In the 1880/90s, most photographic lantern slides were produced by businesses whose photographers took high resolution photos with the finest cameras available. They manufactured the slides and sold them direct to the public by mail-order or to high street retailers or licensed their images to other manufacturers and retailers. This all sounds, and is, very modern.
By the 1920s, the lantern slide industry had virtually disappeared as, by then, the magic lantern was an old-fashioned form of entertainment. However, most people could afford cameras and amateur photographers transferred their photos of holidays, family and their local surroundings to lantern slides, to show to friends and family or enter into photographic competitions. Most amateur slides that have survived (and there are a lot out there) are very boring ….. sheep in fields, waves crashing on the sand etc. They usually have poor contrast or are damaged but, just occasionally, something remarkable turns up.
Today’s photograph was taken by an amateur photographer with a plate camera in the 1930s. He was a Methodist Minister living in Buckinghamshire and captured rural life near the village where he lived. I bought his small collection of lantern slides from his son about twenty years ago. This one shows a farm-hand loading a threshing machine during haymaking. It’s just wonderful. There are at least three people in this photograph …. honestly!
If you found this interesting, please share it with your family and friends. If you’re not reading it on my ‘Magic Lantern World‘ website, then please visit. There are over one hundred illustrated articles about Victorian slide projection and links to my historical photo-booklets on Amazon, my Ebay shop for magic lantern slides and Etsy store for historical photo greetings cards with a twist.
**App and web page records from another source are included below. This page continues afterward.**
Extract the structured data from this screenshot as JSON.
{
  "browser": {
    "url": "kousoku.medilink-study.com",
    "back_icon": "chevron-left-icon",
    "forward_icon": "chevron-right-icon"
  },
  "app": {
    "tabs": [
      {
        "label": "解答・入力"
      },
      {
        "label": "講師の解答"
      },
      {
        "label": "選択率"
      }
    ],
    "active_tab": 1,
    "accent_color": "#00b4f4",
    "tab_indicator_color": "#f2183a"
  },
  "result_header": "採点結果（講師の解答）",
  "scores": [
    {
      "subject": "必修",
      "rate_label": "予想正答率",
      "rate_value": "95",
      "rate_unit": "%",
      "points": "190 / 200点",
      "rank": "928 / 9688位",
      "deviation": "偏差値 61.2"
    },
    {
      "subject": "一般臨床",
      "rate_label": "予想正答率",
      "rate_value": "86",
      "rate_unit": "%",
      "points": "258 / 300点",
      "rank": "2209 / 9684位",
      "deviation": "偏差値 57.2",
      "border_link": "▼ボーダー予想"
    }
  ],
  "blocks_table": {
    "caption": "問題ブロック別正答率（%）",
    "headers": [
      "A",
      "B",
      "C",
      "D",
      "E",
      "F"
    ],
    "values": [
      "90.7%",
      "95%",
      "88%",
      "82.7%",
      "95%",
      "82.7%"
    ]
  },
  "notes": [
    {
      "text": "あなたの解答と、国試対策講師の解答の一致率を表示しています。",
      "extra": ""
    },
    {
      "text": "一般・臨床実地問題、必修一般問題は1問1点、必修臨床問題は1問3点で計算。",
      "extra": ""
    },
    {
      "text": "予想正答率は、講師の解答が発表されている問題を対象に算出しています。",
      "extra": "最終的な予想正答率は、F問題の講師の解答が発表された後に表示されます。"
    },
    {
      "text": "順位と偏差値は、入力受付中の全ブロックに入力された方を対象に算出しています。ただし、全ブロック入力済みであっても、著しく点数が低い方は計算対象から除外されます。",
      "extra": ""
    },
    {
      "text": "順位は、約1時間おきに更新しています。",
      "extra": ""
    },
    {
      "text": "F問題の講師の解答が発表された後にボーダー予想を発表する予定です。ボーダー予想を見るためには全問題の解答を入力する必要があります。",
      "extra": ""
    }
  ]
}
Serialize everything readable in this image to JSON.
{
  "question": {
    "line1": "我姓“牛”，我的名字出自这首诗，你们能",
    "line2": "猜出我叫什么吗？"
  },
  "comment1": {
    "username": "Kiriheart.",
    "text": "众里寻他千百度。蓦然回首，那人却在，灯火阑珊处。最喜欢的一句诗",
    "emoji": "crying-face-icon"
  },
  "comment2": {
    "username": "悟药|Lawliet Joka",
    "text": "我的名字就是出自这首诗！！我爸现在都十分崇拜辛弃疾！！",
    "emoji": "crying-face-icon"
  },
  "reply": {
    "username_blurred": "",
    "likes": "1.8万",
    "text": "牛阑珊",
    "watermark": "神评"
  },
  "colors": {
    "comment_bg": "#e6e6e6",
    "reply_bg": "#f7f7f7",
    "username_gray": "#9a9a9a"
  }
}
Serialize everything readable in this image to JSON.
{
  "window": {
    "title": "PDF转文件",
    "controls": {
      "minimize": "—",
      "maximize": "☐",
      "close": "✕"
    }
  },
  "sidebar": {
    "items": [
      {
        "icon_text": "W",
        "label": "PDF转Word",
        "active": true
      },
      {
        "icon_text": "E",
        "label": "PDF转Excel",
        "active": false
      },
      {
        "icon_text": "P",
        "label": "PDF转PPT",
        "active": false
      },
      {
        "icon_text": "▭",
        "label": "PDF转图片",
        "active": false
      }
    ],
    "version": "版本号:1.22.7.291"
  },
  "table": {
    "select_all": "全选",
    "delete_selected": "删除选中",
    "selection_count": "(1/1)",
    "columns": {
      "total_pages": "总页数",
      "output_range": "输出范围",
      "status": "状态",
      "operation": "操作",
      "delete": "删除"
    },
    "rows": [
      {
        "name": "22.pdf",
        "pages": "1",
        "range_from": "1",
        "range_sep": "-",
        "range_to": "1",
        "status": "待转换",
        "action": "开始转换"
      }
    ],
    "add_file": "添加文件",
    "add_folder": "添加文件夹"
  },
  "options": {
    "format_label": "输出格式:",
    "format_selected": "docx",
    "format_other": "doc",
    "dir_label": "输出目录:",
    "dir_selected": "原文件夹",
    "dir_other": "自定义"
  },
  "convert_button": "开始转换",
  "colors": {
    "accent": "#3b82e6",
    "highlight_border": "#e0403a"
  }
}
You can read about my authentic Victorian magic lantern shows and talks on ‘Optical entertainments before the movies’ and lots more!